INPUT RECORDS.
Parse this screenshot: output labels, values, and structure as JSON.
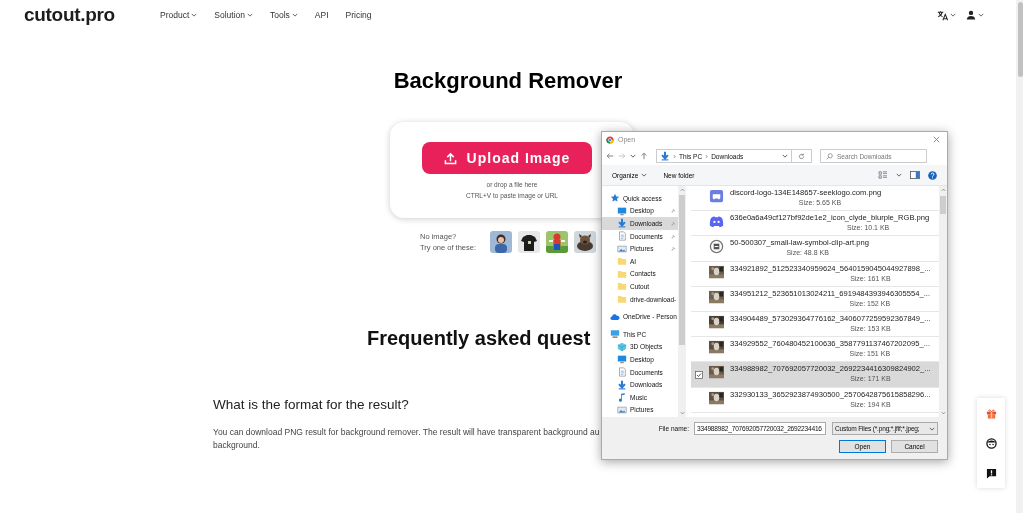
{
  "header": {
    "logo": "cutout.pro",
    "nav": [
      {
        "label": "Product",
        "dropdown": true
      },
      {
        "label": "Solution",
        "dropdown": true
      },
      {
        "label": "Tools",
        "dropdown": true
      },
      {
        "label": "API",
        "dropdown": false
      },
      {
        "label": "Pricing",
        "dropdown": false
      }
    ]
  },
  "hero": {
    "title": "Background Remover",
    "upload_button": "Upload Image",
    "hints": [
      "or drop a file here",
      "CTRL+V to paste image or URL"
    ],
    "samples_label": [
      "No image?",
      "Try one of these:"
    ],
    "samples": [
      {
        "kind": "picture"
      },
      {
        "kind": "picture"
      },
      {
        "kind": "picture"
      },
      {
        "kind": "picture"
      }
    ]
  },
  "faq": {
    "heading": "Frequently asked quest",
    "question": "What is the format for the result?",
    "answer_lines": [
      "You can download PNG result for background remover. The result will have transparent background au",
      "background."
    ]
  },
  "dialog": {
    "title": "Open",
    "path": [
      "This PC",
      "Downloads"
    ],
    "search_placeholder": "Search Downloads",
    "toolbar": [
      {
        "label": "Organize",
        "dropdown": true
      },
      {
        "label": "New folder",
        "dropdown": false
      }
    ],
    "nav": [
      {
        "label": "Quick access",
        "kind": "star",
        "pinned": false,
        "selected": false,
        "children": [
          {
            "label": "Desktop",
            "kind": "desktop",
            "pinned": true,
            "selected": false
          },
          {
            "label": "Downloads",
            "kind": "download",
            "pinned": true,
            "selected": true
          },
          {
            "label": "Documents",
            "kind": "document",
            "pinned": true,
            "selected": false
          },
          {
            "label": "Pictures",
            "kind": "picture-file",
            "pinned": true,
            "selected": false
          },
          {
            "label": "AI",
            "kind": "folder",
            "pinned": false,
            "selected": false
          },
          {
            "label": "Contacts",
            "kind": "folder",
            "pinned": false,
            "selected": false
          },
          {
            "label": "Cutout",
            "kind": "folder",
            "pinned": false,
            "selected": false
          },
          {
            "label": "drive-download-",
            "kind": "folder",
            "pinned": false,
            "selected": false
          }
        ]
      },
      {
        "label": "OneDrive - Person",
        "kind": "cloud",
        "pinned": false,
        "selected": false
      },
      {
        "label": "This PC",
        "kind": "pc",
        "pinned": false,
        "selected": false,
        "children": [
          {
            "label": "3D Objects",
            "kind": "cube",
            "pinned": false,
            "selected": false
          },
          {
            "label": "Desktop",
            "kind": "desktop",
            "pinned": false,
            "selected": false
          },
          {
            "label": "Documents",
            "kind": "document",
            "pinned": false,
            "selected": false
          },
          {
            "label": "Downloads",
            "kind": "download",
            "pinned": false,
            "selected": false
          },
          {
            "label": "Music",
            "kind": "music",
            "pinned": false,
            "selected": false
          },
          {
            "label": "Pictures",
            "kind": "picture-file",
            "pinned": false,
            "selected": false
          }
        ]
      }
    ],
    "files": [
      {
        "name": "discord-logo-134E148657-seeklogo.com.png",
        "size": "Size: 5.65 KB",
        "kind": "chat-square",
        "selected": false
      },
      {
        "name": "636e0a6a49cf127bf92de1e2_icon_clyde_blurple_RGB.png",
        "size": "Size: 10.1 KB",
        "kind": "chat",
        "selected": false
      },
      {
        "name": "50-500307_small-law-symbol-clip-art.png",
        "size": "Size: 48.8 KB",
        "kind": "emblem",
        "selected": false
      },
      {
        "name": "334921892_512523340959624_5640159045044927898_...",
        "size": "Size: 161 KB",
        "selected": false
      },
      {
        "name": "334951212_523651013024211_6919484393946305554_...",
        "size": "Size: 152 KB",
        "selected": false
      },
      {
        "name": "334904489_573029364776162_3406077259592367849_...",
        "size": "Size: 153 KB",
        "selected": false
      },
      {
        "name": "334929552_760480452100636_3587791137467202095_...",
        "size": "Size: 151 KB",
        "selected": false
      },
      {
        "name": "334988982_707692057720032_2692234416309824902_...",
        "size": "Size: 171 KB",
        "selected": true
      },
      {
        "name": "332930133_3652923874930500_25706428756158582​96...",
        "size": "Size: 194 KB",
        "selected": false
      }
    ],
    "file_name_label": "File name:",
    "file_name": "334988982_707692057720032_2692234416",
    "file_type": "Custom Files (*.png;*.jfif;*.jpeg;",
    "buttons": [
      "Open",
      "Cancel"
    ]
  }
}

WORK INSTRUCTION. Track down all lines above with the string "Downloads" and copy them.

WRITTEN SOLUTION.
      "Downloads"
    "search_placeholder": "Search Downloads",
            "label": "Downloads",
            "label": "Downloads",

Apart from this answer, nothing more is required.